This year’s International Women’s Day, celebrated today, focuses on “gender equality today for a sustainable tomorrow.” The 2022 theme encompasses the contribution of women and girls all over the world who, despite insurmountable challenges, have taken the lead in climate adaptation and mitigation action to build a more sustainable future for all of us.

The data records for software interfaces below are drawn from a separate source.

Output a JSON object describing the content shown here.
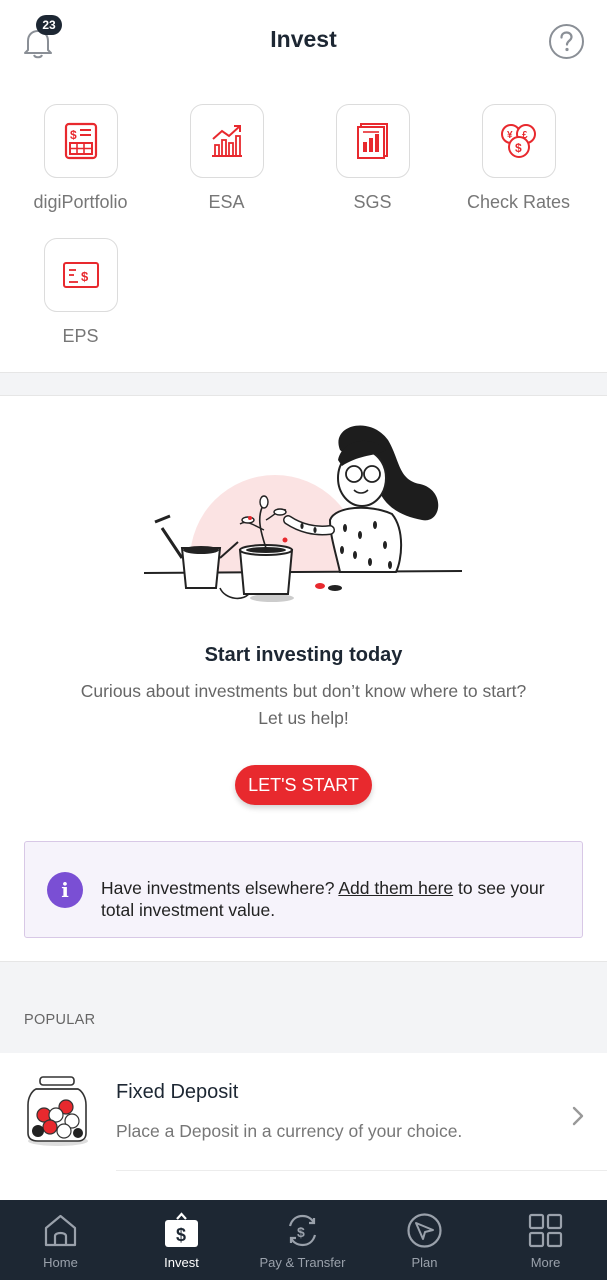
{
  "header": {
    "title": "Invest",
    "notification_count": "23",
    "icons": {
      "bell": "bell-icon",
      "help": "help-icon"
    }
  },
  "tiles": [
    {
      "label": "digiPortfolio",
      "icon": "portfolio-icon"
    },
    {
      "label": "ESA",
      "icon": "chart-growth-icon"
    },
    {
      "label": "SGS",
      "icon": "document-chart-icon"
    },
    {
      "label": "Check Rates",
      "icon": "currency-exchange-icon"
    },
    {
      "label": "EPS",
      "icon": "cheque-icon"
    }
  ],
  "hero": {
    "title": "Start investing today",
    "subtitle": "Curious about investments but don’t know where to start? Let us help!",
    "button": "LET'S START"
  },
  "info": {
    "prefix": "Have investments elsewhere? ",
    "link": "Add them here",
    "suffix": " to see your total investment value."
  },
  "popular": {
    "heading": "POPULAR",
    "items": [
      {
        "name": "Fixed Deposit",
        "description": "Place a Deposit in a currency of your choice."
      }
    ]
  },
  "nav": {
    "items": [
      {
        "label": "Home",
        "icon": "home-icon"
      },
      {
        "label": "Invest",
        "icon": "invest-bag-icon"
      },
      {
        "label": "Pay & Transfer",
        "icon": "transfer-icon"
      },
      {
        "label": "Plan",
        "icon": "plan-icon"
      },
      {
        "label": "More",
        "icon": "grid-icon"
      }
    ],
    "active": "Invest"
  },
  "colors": {
    "accent": "#e8292e",
    "nav_bg": "#1d2733",
    "info_icon": "#7a4fd4"
  }
}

With a similar goal, the Ban Ki-moon Centre for Global Citizens (BKMC), partnered with CARE’s Climate Change and Resilience Platform, and the Diplomatic Academy of Vienna to conduct a capacity-building training to elevate the leadership of young women in one of the world’s most climate-vulnerable regions, the African continent, in response to the climate crisis. In October 2021, thirty African women between the ages of 20 and 35 embarked on the 20-week “Online Executive Training – Young Women Leadership on Climate Adaptation,” supported by the Global Center on Adaptation (GCA) and the Norwegian Agency for Development Cooperation. The women, from the Democratic Republic of Congo, Egypt, Ghana, Kenya, Nigeria, and Zimbabwe, were selected from a pool of more than 400 applicants based on their community leadership skills and dedication to climate action and adaptation, according to Viola Christian, Program Officer at BKMC. The participants shared some of the training’s many benefits, including the opportunity to belong to an empowering network of women in adaptation: “The training gave me a platform to connect with more than thirty climate champions: the instructors, resource persons and other trainees,” said Jiata Ugwah Ekele, 24, a Knowledge Management and Extension Assistant at the Climate and Sustainable Development Network of Nigeria. Dorah Momanyi, 29, a Kenyan food scientist and founder of the Nutritious Agriculture Network, applied for the training because she finds “a strong link between local food systems, climate change and the attainment of SDGs given local food systems play a critical role in climate adaptation.” “In a continent where youth unemployment is on the rise, climate adaptation puts a meal on my table,” she said, highlighting that, “I am a bigger and better brand as a result of this online training. Being a millennial generation influenced by everything western, I appreciate more than ever the role of local climate adaptation strategies fronted, designed, and led by women.” Patience Sibanda, 28, a Zimbabwean student and researcher in the field of Climate Smart Agriculture and resilience building at the University of Fort Hare, South Africa, said, “I gained priceless knowledge on climate crisis management, the nexus of gender, climate vulnerability, adaptation, resilience and advocacy and the pivotal role young women play in bringing attention to climate policy architecture.” For Mariam Elsadek, 27, a marine scientist from Egypt who works as an Environmental Communication Manager at Hurghada Environmental Protection and Conservation Association, the training created “a powerful community of women who work in the field and support and encourage each other.” “The idea is to bring these young leaders together and elevate them to another level so that they can be more effective at driving climate adaptation solutions,” said Christian, explaining that one of the training’s main goals is that, as women, its participants will transfer the knowledge gained into more gender inclusive climate adaptation practices. “Another big reason is that we want to connect them and give them opportunities and platforms to show the world that they have knowledge and that they already do so much for climate adaptation but their voices are often just not listened to – bringing them into opportunities where they can network with high-level decision makers. That way we ensure that they can be more effective in what they want to achieve,” Christian said. The training, which is designed to be replicated in future, will conclude on 17th March and CEO of GCA, Professor Dr. Patrick Verkooijen, will deliver a speech during the closing ceremony.